Five Questions for Bryce St. Clair

Bryce St. Clair joined Wilmer Eye Institute, Johns Hopkins Medicine as an optometrist in September 2020. Dr. St. Clair is interested in retinal dystrophies, inherited optic neuropathies, retinal electrophysiology and health care accessibility. He sees patients at the Wilmer Eye Institute’s East Baltimore and White Marsh locations.

What attracted you to the field of optometry?

I always knew I wanted to go into medicine, but I didn’t know which specialty to choose. After shadowing my local optometrist in high school, I made my decision. As an optometrist in rural Alabama, he treated everything from eyelid lacerations and eyelid wrinkles to glaucoma and refractive error. He always left work happy to have given the gift of sight, and that left an indelible impression on me.

What do you like about being a part of the faculty at Wilmer?

My favorite thing about this institution is the positive O.D./M.D. relationships. What Wilmer has is both unique and innovative. There is a supportive co-management atmosphere that allows PAs, optometrists and ophthalmologists to collaborate in order to provide exceptional patient care.

What are you working on right now and how will it contribute to the advancement of ophthalmology?

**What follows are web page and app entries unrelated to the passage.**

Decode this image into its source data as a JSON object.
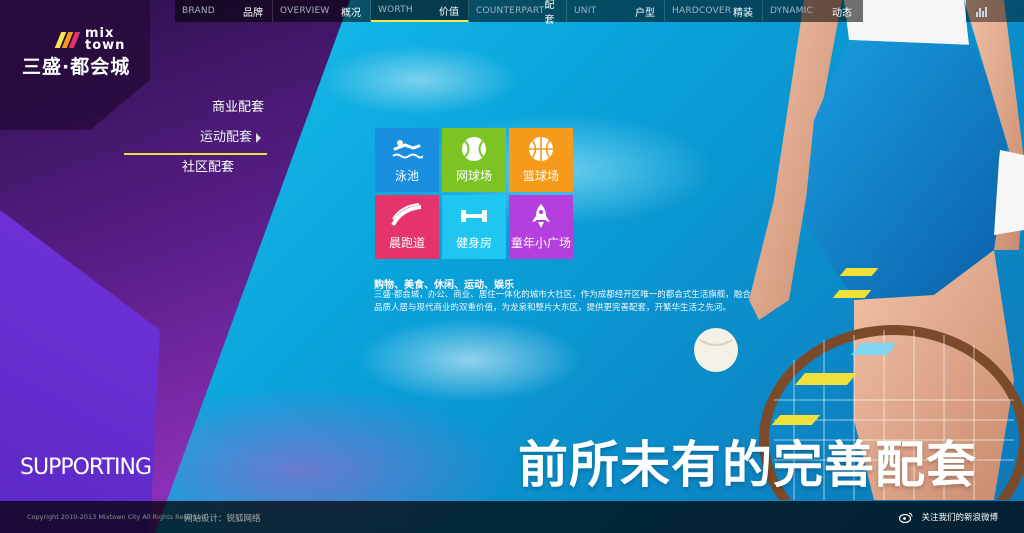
{
  "nav": {
    "items": [
      {
        "en": "BRAND",
        "cn": "品牌",
        "active": false
      },
      {
        "en": "OVERVIEW",
        "cn": "概况",
        "active": false
      },
      {
        "en": "WORTH",
        "cn": "价值",
        "active": true
      },
      {
        "en": "COUNTERPART",
        "cn": "配套",
        "active": false
      },
      {
        "en": "UNIT",
        "cn": "户型",
        "active": false
      },
      {
        "en": "HARDCOVER",
        "cn": "精装",
        "active": false
      },
      {
        "en": "DYNAMIC",
        "cn": "动态",
        "active": false
      }
    ]
  },
  "logo": {
    "mix": "mix",
    "town": "town",
    "cn": "三盛·都会城"
  },
  "side_menu": [
    {
      "label": "商业配套",
      "active": false
    },
    {
      "label": "运动配套",
      "active": true
    },
    {
      "label": "社区配套",
      "active": false
    }
  ],
  "tiles": [
    {
      "label": "泳池",
      "color": "#1a8fe0",
      "icon": "swimmer-icon"
    },
    {
      "label": "网球场",
      "color": "#7cc423",
      "icon": "tennis-ball-icon"
    },
    {
      "label": "篮球场",
      "color": "#f59a1b",
      "icon": "basketball-icon"
    },
    {
      "label": "晨跑道",
      "color": "#e5336b",
      "icon": "running-track-icon"
    },
    {
      "label": "健身房",
      "color": "#1ec6f0",
      "icon": "dumbbell-icon"
    },
    {
      "label": "童年小广场",
      "color": "#b43fdc",
      "icon": "rocket-icon"
    }
  ],
  "description": {
    "title": "购物、美食、休闲、运动、娱乐",
    "body": "三盛·都会城，办公、商业、居住一体化的城市大社区，作为成都经开区唯一的都会式生活旗舰，融合品质人居与现代商业的双重价值，为龙泉和整片大东区，提供更完善配套，开繁华生活之先河。"
  },
  "headline": "前所未有的完善配套",
  "supporting": "SUPPORTING",
  "footer": {
    "copyright": "Copyright 2010-2013 Mixtown City All Rights Reserved",
    "design": "网站设计：锐狐网络",
    "weibo": "关注我们的新浪微博"
  },
  "colors": {
    "accent_yellow": "#f5e84a",
    "purple": "#7a2aa8"
  }
}
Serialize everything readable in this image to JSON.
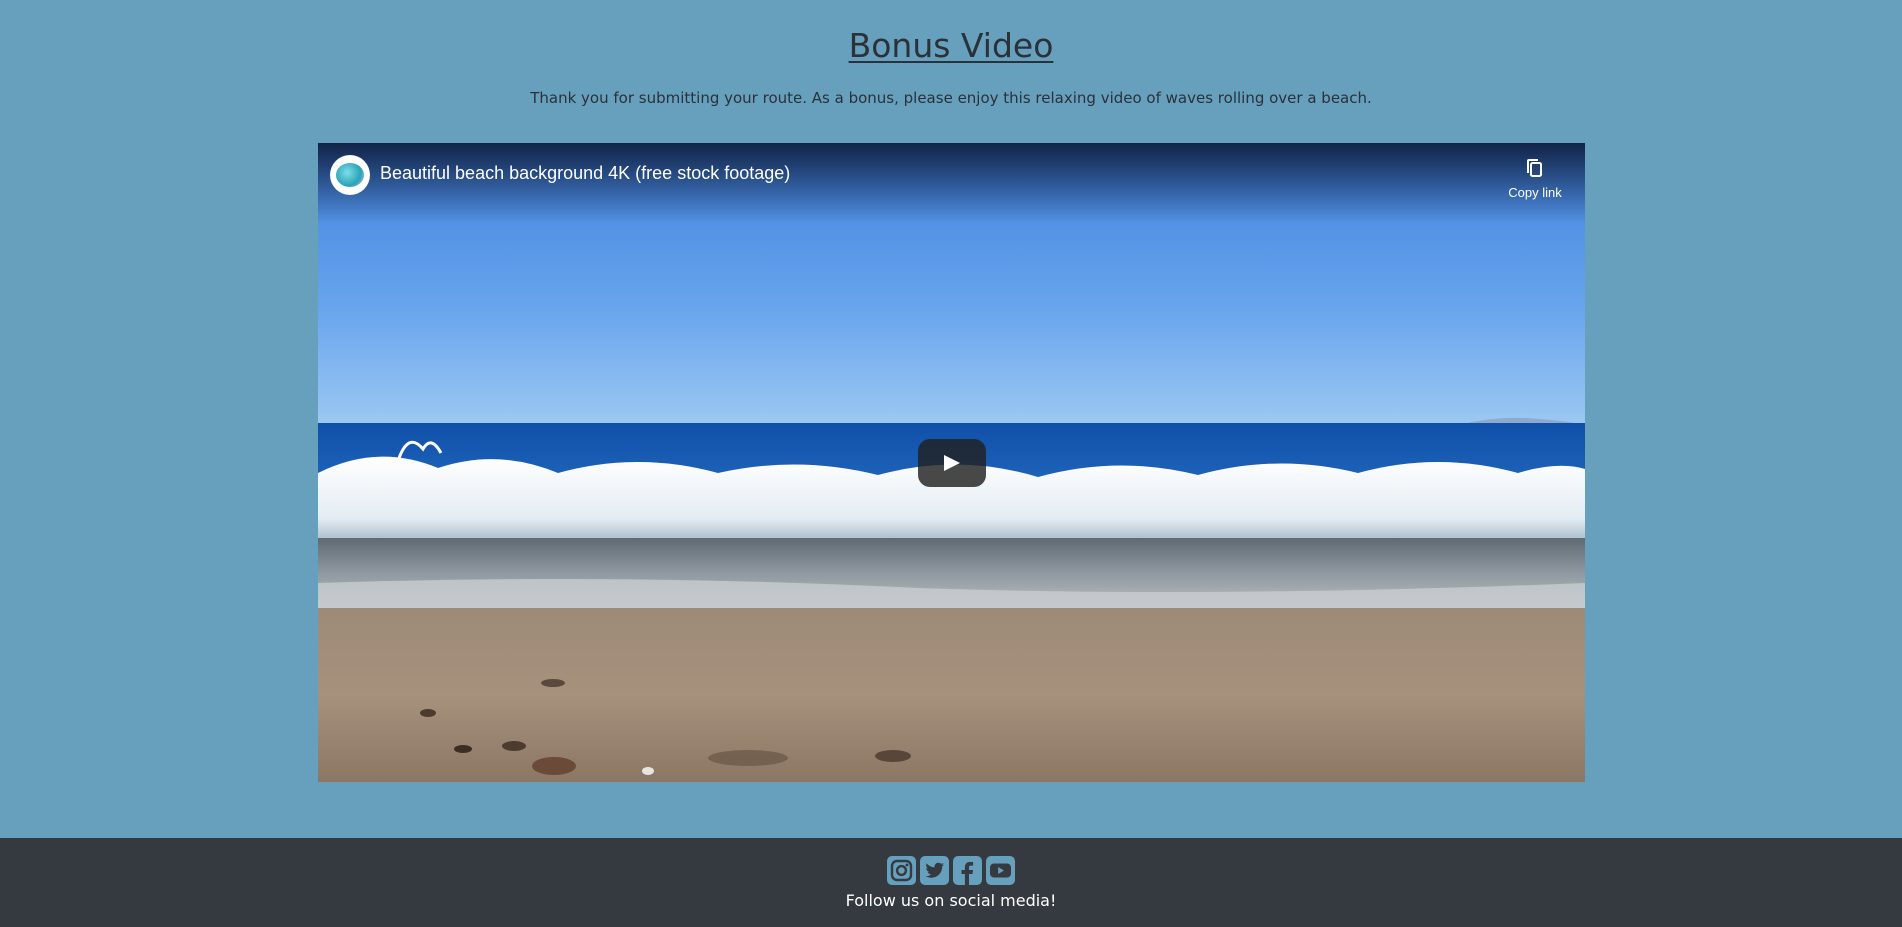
{
  "page": {
    "title": "Bonus Video",
    "subtitle": "Thank you for submitting your route. As a bonus, please enjoy this relaxing video of waves rolling over a beach."
  },
  "video": {
    "title": "Beautiful beach background 4K (free stock footage)",
    "copy_link_label": "Copy link",
    "icons": {
      "avatar": "channel-avatar",
      "copy": "copy-icon",
      "play": "play-icon"
    }
  },
  "footer": {
    "follow_text": "Follow us on social media!",
    "social_icons": [
      "instagram-icon",
      "twitter-icon",
      "facebook-icon",
      "youtube-icon"
    ]
  },
  "colors": {
    "background": "#67a0bd",
    "footer": "#343a40",
    "text": "#2a3139"
  }
}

In terms of research, I am currently helping with Dr. Sezen Karakus’ study investigating whether COVID-19 can present as conjunctivitis. I hope to be joining Dr. Jeferson Doyle and Dr. Mandeep Singh in creating a database of patients with inherited retinal anomalies. This database could be utilized in the future to prevent or reverse childhood blindness. I am also applying for a Master of Public Health degree through the Bloomberg School of Public Health, and I am in the process of applying for my fellowship within the American Academy of Optometry. Finally, I’m working with my fellow doctors of optometry to establish an optometry residency program here at Wilmer.

Where do you see opportunities for advancement or innovation in your specialty?

I see optometry becoming increasingly medically based. Gone are the days of refraction-only visits. Over 40% of the students in my class at Ohio State pursued a residency or fellowship after graduation, and this is a trend we are continuing to see. As innovations in diagnostic imaging modalities and systemic medications arise, I am confident the field of optometry will be adapting alongside.

Is there anything you’d like others to know about you or your work?

I am a linguistics nerd! My undergrad degree was in romance languages and linguistics, so I have dabbled in several languages. I only speak Spanish, French and Portuguese with any fluency, but if you ever want to talk linguistics, I am your guy. When I am not geeking out about foreign languages, I enjoy playing with my rescue pug, Poptart.